Discussion Questions

Alas, Babylon

1. Why do you think Frank selected a phrase from The Revelation of John as the title of his book? To what extent do you think he intended the references to Babylon in Chapters 17 and 18 of The Revelation to apply to the United States of the 1950s? To what extent might they apply to the United States today?

2. What instances are there of people being in positions of power or public authority who should not be, before and after The Day? How does Randy's exercise of authority contrast with that of others, from the pilot Peewee to Bubba Offenhaus, Edgar Quisenberry, and Porky Logan?

3. What details reveal the specifics--and the inanity--of race relations in the American South during the late 1950s? Does the novel suggest any way of resolving the race issue?
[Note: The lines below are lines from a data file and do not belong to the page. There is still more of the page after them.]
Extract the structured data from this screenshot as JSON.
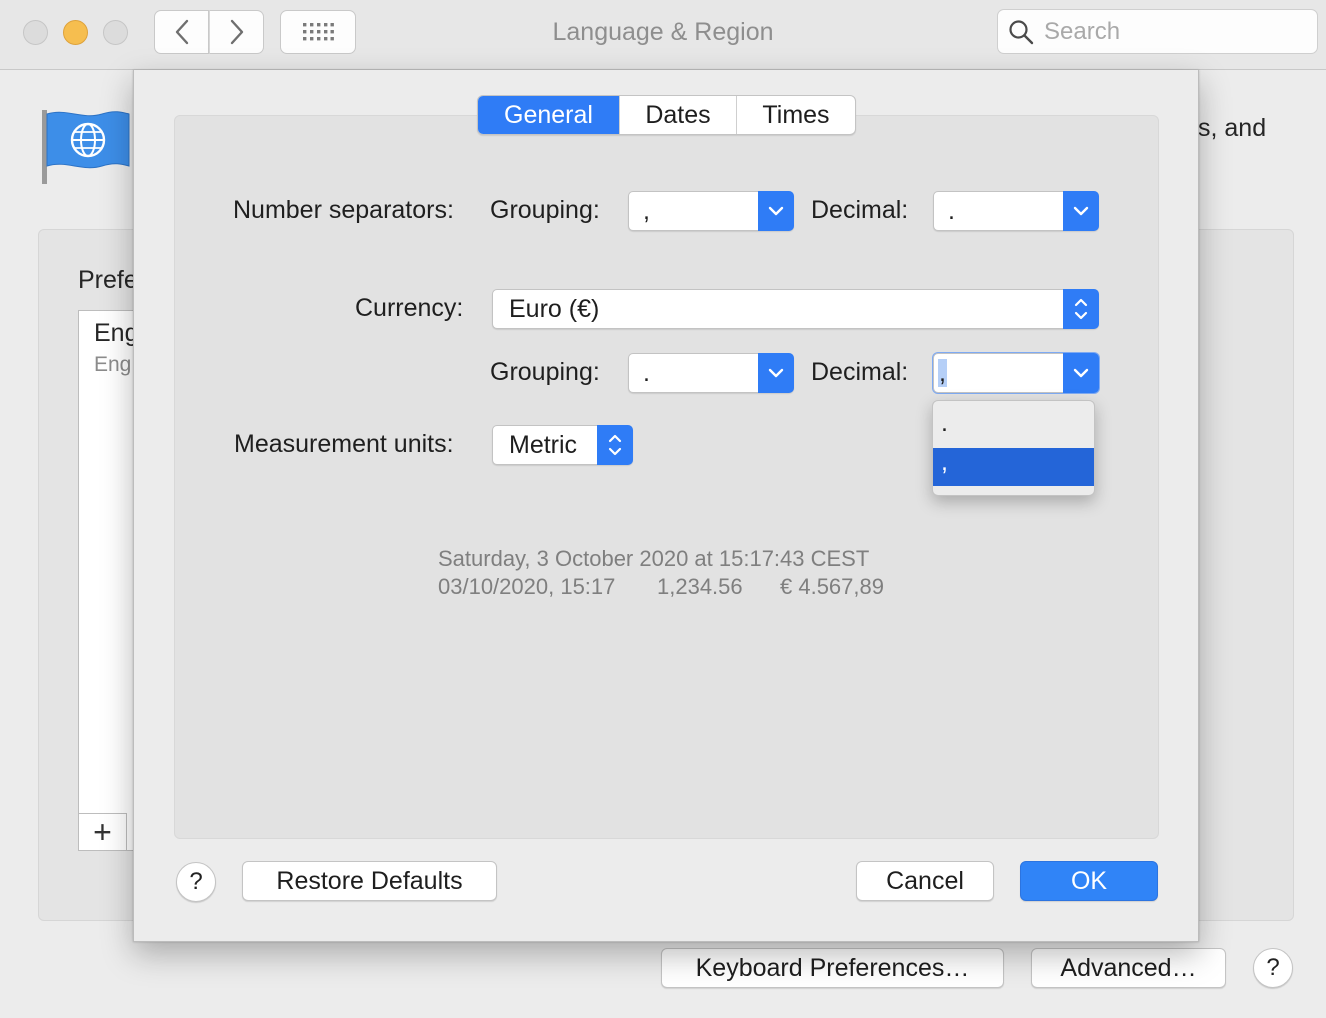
{
  "window": {
    "title": "Language & Region",
    "search_placeholder": "Search"
  },
  "background": {
    "description_fragment": "s, and",
    "preferred_label": "Prefe",
    "list_items": [
      {
        "primary": "Eng",
        "secondary": "Eng"
      }
    ],
    "add_symbol": "+",
    "keyboard_button": "Keyboard Preferences…",
    "advanced_button": "Advanced…",
    "help_symbol": "?"
  },
  "sheet": {
    "tabs": [
      {
        "label": "General",
        "active": true
      },
      {
        "label": "Dates",
        "active": false
      },
      {
        "label": "Times",
        "active": false
      }
    ],
    "number_separators": {
      "label": "Number separators:",
      "grouping_label": "Grouping:",
      "grouping_value": ",",
      "decimal_label": "Decimal:",
      "decimal_value": "."
    },
    "currency": {
      "label": "Currency:",
      "value": "Euro (€)",
      "grouping_label": "Grouping:",
      "grouping_value": ".",
      "decimal_label": "Decimal:",
      "decimal_value": ","
    },
    "decimal_dropdown": {
      "options": [
        ".",
        ","
      ],
      "highlighted_index": 1
    },
    "measurement": {
      "label": "Measurement units:",
      "value": "Metric"
    },
    "sample": {
      "line1": "Saturday, 3 October 2020 at 15:17:43 CEST",
      "date_time": "03/10/2020, 15:17",
      "number": "1,234.56",
      "currency": "€ 4.567,89"
    },
    "help_symbol": "?",
    "restore_button": "Restore Defaults",
    "cancel_button": "Cancel",
    "ok_button": "OK"
  },
  "colors": {
    "accent": "#2f7cf6",
    "highlight": "#2465d8",
    "minimize": "#f6be4f"
  }
}
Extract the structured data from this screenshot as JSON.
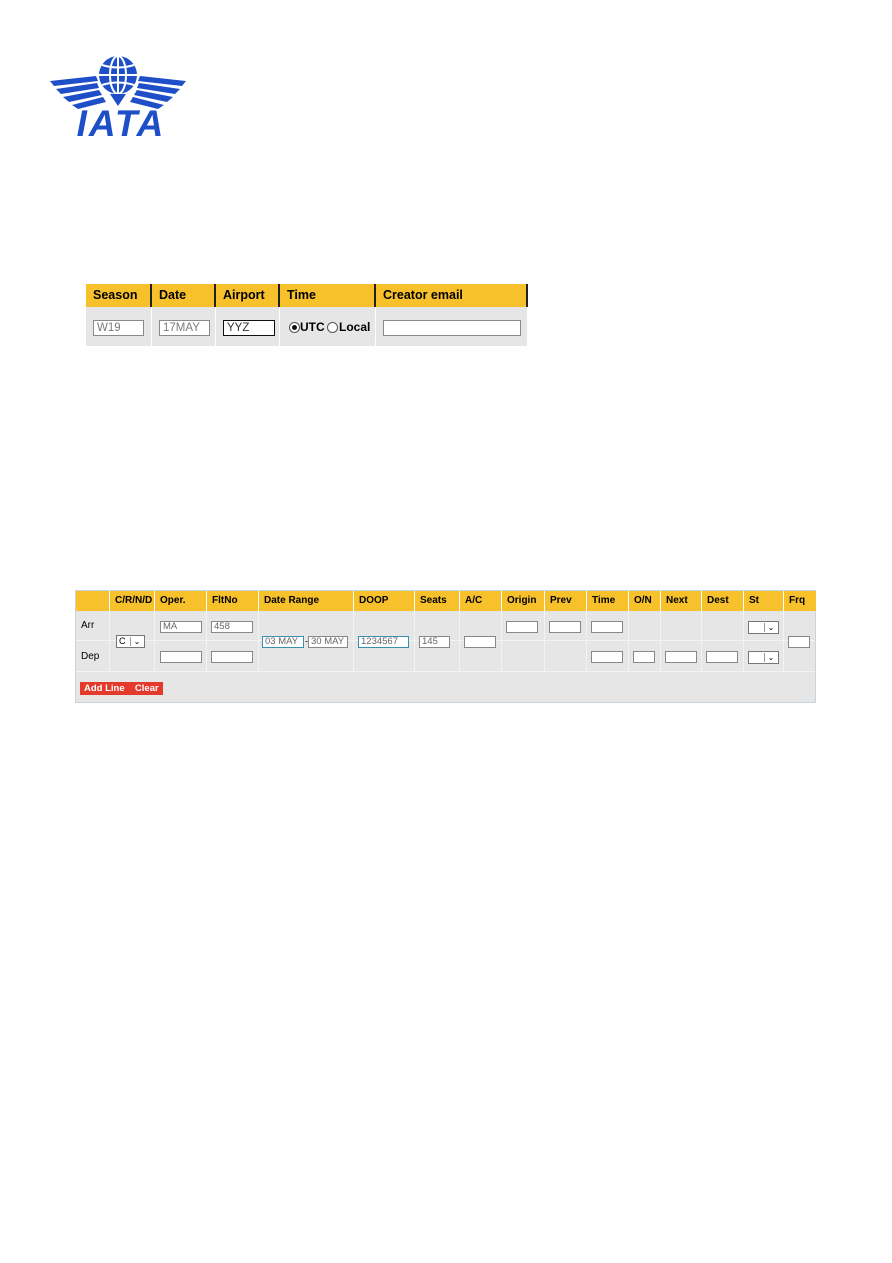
{
  "logo": {
    "text": "IATA",
    "brand_color": "#1e4fc8"
  },
  "form1": {
    "headers": {
      "season": "Season",
      "date": "Date",
      "airport": "Airport",
      "time": "Time",
      "email": "Creator email"
    },
    "values": {
      "season": "W19",
      "date": "17MAY",
      "airport": "YYZ",
      "email": ""
    },
    "time_options": [
      {
        "label": "UTC",
        "selected": true
      },
      {
        "label": "Local",
        "selected": false
      }
    ],
    "header_color": "#f7c12c"
  },
  "form2": {
    "headers": [
      "",
      "C/R/N/D",
      "Oper.",
      "FltNo",
      "Date Range",
      "DOOP",
      "Seats",
      "A/C",
      "Origin",
      "Prev",
      "Time",
      "O/N",
      "Next",
      "Dest",
      "St",
      "Frq"
    ],
    "rows": [
      {
        "label": "Arr",
        "oper": "MA",
        "fltno": "458",
        "origin": "",
        "prev": "",
        "time": "",
        "st": ""
      },
      {
        "label": "Dep",
        "oper": "",
        "fltno": "",
        "time": "",
        "on": "",
        "next": "",
        "dest": "",
        "st": ""
      }
    ],
    "shared": {
      "crnd": "C",
      "date_from": "03 MAY",
      "date_to": "30 MAY",
      "doop": "1234567",
      "seats": "145",
      "ac": "",
      "frq": ""
    },
    "buttons": {
      "add_line": "Add Line",
      "clear": "Clear"
    },
    "button_color": "#e43a2c"
  }
}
How does Randy's relationship with the Henrys go against his community?

4. In Chapter 4, Helen points out that her children, and all children in the late 1950s, "have lived under the shadow of war--atomic war. For them the abnormal has become normal." Do children today live under a comparable shadow or shadows? If so, what are the possible consequences for them?

5. What are the consequences--for Randy himself, for his family and friends, and for all of Fort Repose--of Randy's decision, in Chapter 5, that "he would have to play by the old rules"? In what ways do Randy and others subsequently act in accordance with or in opposition to "the old rules"?v

6. What is the sequence of the escalating breakdown of "normal" order, institutions, and public services? How do people react to the sudden absence of services and procedures that they--we--take for granted? Would reactions today be different or similar? What do you think is the most serious loss?

7. In Chapter 5, Frank writes of bank president Edgar Quisenberry that "He had forgotten the implacable law of scarcity." How would you define/describe that law? How does it come into play for the people of Fort Repose, and what effects does it have?

8. Is Helen's "inventory of necessities," in Chapter 6, realistic and appropriate? What would be included in your inventory of necessities in the case of a similar catastrophe? Why?

9. What factors of character and circumstance justify Randy's assuming responsibility for and authority over Fort Repose? Is his thought in Chapter 7--"When you had the responsibility you also had the right to command"--explanation enough?

10. To what extent does "survival of the fittest" apply in Fort Repose after The Day? What do Randy and the others understand that phrase to mean? What do you understand it to mean?

Alas, Babylon
by Pat Frank

  • Publication Date: April 1, 1999
  • Paperback: 336 pages
  • Publisher: Harper Perennial
  • ISBN-10: 0060931396
  • ISBN-13: 9780060931391